The views and opinions expressed by the author(s) do not represent the official position of Barbados TODAY.
by Jénine Shepherd
On September 9, each year we pause to recognise International Day To Protect Education From Attack. Across the world, education continues to be the recipient of various assaults by groups and armed forces resulting in widespread learning loss.
According to the Global Coalition to Protect Education from Attack, a unique inter-agency coalition formed in 2010 to address the problem of targeted attacks on education, between 2015 and 2019, 93 countries experienced at least one reported attack on education and many others go undocumented.
Subsequently, successive generations have been left without access to their basic rights and resources that will ensure they acquire the skills and knowledge crucial to their survival in the future.
Through the work of the UN General Assembly in collaboration with UNESCO and UNICEF, this day was established in a bid to raise awareness on the plight of millions who are unable to access inclusive and equitable education. It aims to reaffirm the responsibility we all share in protecting an investment in our future.
Significant strides have been made to mitigate the impact of conflict on education. Of note, is the Safe Schools Declaration which was implemented by the Global Coalition to Protect Education from Attack.
As of May 2020, 104 states have endorsed the Safe Schools Declaration, which offers guidance to nation leaders that state and non-governmental organisations can implement to deter military use of educational institutions. While this is certainly a commendable initiative, this issue only earned consideration through the designation of this day, one year ago.
We shouldn’t be so blinded by our successes that we forget that there are goals we have yet to accomplish. We must work feverishly to completely eradicate the threat of violence to this social institution.

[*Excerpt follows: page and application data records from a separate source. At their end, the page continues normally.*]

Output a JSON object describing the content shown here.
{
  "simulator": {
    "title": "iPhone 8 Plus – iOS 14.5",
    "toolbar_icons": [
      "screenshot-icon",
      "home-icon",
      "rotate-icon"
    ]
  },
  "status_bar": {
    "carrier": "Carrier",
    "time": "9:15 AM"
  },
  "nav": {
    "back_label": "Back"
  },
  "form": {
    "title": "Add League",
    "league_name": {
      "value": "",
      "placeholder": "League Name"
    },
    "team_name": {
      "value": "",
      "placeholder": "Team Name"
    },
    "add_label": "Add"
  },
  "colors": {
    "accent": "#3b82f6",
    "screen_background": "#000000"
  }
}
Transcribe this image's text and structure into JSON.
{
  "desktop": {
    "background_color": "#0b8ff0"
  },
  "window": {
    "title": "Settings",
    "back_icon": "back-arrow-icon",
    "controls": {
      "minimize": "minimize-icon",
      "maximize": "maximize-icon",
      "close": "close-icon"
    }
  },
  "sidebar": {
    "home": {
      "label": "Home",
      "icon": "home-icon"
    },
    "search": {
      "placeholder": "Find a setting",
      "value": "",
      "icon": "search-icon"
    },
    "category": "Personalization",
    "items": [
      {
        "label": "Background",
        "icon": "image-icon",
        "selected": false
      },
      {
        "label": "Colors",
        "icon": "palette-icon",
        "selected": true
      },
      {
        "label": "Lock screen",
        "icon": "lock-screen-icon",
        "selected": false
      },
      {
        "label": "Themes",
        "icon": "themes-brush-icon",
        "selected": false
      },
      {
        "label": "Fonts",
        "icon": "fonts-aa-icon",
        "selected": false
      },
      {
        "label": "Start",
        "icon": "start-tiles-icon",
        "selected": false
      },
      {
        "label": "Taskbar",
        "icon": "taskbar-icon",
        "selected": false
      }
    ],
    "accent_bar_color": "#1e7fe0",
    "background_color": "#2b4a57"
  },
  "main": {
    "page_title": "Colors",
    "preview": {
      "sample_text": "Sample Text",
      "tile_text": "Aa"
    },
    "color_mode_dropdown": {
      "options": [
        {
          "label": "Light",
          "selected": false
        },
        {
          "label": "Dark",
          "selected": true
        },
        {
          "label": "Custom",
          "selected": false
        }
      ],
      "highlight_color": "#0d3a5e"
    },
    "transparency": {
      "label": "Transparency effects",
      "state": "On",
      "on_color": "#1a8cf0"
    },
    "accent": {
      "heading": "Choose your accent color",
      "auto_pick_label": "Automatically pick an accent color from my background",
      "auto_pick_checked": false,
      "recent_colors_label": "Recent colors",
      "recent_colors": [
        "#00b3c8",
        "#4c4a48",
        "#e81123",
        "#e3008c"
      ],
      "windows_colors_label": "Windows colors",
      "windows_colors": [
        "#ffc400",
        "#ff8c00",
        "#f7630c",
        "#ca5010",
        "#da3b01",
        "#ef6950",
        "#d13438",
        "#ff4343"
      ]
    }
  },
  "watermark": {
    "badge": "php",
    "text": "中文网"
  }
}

For the plight of the over 75 million children whose education continues to be threatened by violence and conflicts, we stress the importance of collaboration and cooperation between governmental and nongovernmental organizations to enable the staging of public awareness campaigns on the detrimental impact of conflicts on education.

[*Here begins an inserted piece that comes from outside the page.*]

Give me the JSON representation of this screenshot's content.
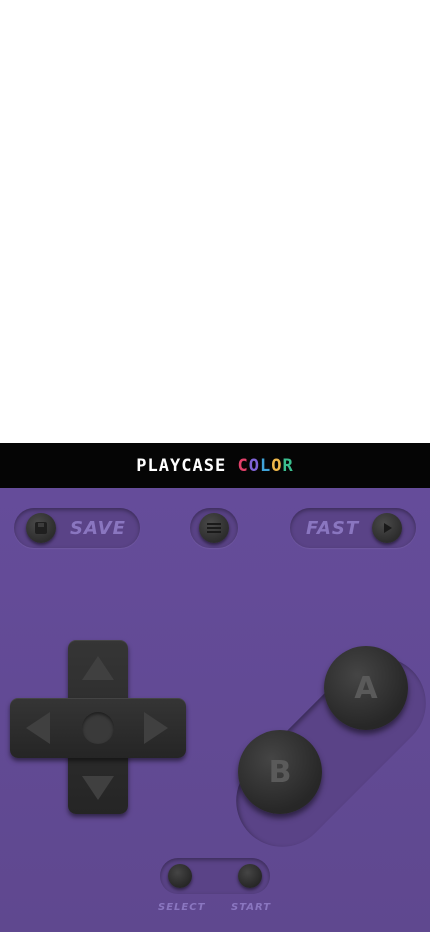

Youths For Excellence realises the unique position that the Caribbean is in. Crime and violence has been identified as one of the most pressing concerns to the development of human capital across the region.

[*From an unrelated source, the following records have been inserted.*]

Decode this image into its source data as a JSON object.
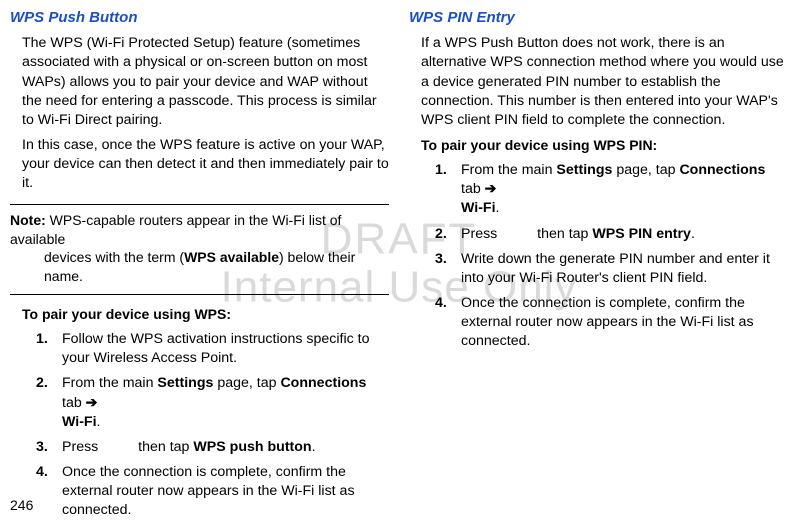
{
  "watermark": {
    "line1": "DRAFT",
    "line2": "Internal Use Only"
  },
  "left": {
    "heading": "WPS Push Button",
    "p1": "The WPS (Wi-Fi Protected Setup) feature (sometimes associated with a physical or on-screen button on most WAPs) allows you to pair your device and WAP without the need for entering a passcode. This process is similar to Wi-Fi Direct pairing.",
    "p2": "In this case, once the WPS feature is active on your WAP, your device can then detect it and then immediately pair to it.",
    "note_label": "Note:",
    "note_a": "WPS-capable routers appear in the Wi-Fi list of available",
    "note_b": "devices with the term (",
    "note_bold": "WPS available",
    "note_c": ") below their name.",
    "sub": "To pair your device using WPS:",
    "s1": "Follow the WPS activation instructions specific to your Wireless Access Point.",
    "s2a": "From the main ",
    "s2b": "Settings",
    "s2c": " page, tap ",
    "s2d": "Connections",
    "s2e": " tab ",
    "s2f": "➔",
    "s2g": "Wi-Fi",
    "s2h": ".",
    "s3a": "Press ",
    "s3b": " then tap ",
    "s3c": "WPS push button",
    "s3d": ".",
    "s4": "Once the connection is complete, confirm the external router now appears in the Wi-Fi list as connected."
  },
  "right": {
    "heading": "WPS PIN Entry",
    "p1": "If a WPS Push Button does not work, there is an alternative WPS connection method where you would use a device generated PIN number to establish the connection. This number is then entered into your WAP's WPS client PIN field to complete the connection.",
    "sub": "To pair your device using WPS PIN:",
    "s1a": "From the main ",
    "s1b": "Settings",
    "s1c": " page, tap ",
    "s1d": "Connections",
    "s1e": " tab ",
    "s1f": "➔",
    "s1g": "Wi-Fi",
    "s1h": ".",
    "s2a": "Press ",
    "s2b": " then tap ",
    "s2c": "WPS PIN entry",
    "s2d": ".",
    "s3": "Write down the generate PIN number and enter it into your Wi-Fi Router's client PIN field.",
    "s4": "Once the connection is complete, confirm the external router now appears in the Wi-Fi list as connected."
  },
  "page_number": "246"
}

We lose out on the potential valuable contributions to society of young people when their lives are ended by crime.
Even without such a grave outcome as death, a child’s learning outcomes are adversely impacted by violence. How can a child sit down and study for PEP, CSEC, CAPE or any other examination in peace as gunshots ring out loud in front of his or her house? This is why we joined the United Nations Development Programme, along with 10 youth organisations under their Amplifying Youth Voice and Action Project, to host a Youth Summit on
Crime and Violence for World Peace Day, September 21 this year to hear some of the solutions that young people have for crime. This summit is open to students across the Caribbean region. Interested parties may register for the summit at www.readysetgreatja.com .
Youths For Excellence cannot in good conscience claim to tackle education inequity and not look at the elephant in the room that is crime and how it hinders academic achievement.
This is a message that we will be pushing across the seven Caribbean territories (Jamaica, Barbados, Antigua and Barbuda, Trinidad, Guyana, Grenada and St. Vincent and the Grenadines) that we serve over the coming months and we are calling on young people to join us in shaping the Caribbean they want to live in.
Jénine Shepherd is Founder, Board Co-Chair and President of Youths For Excellence.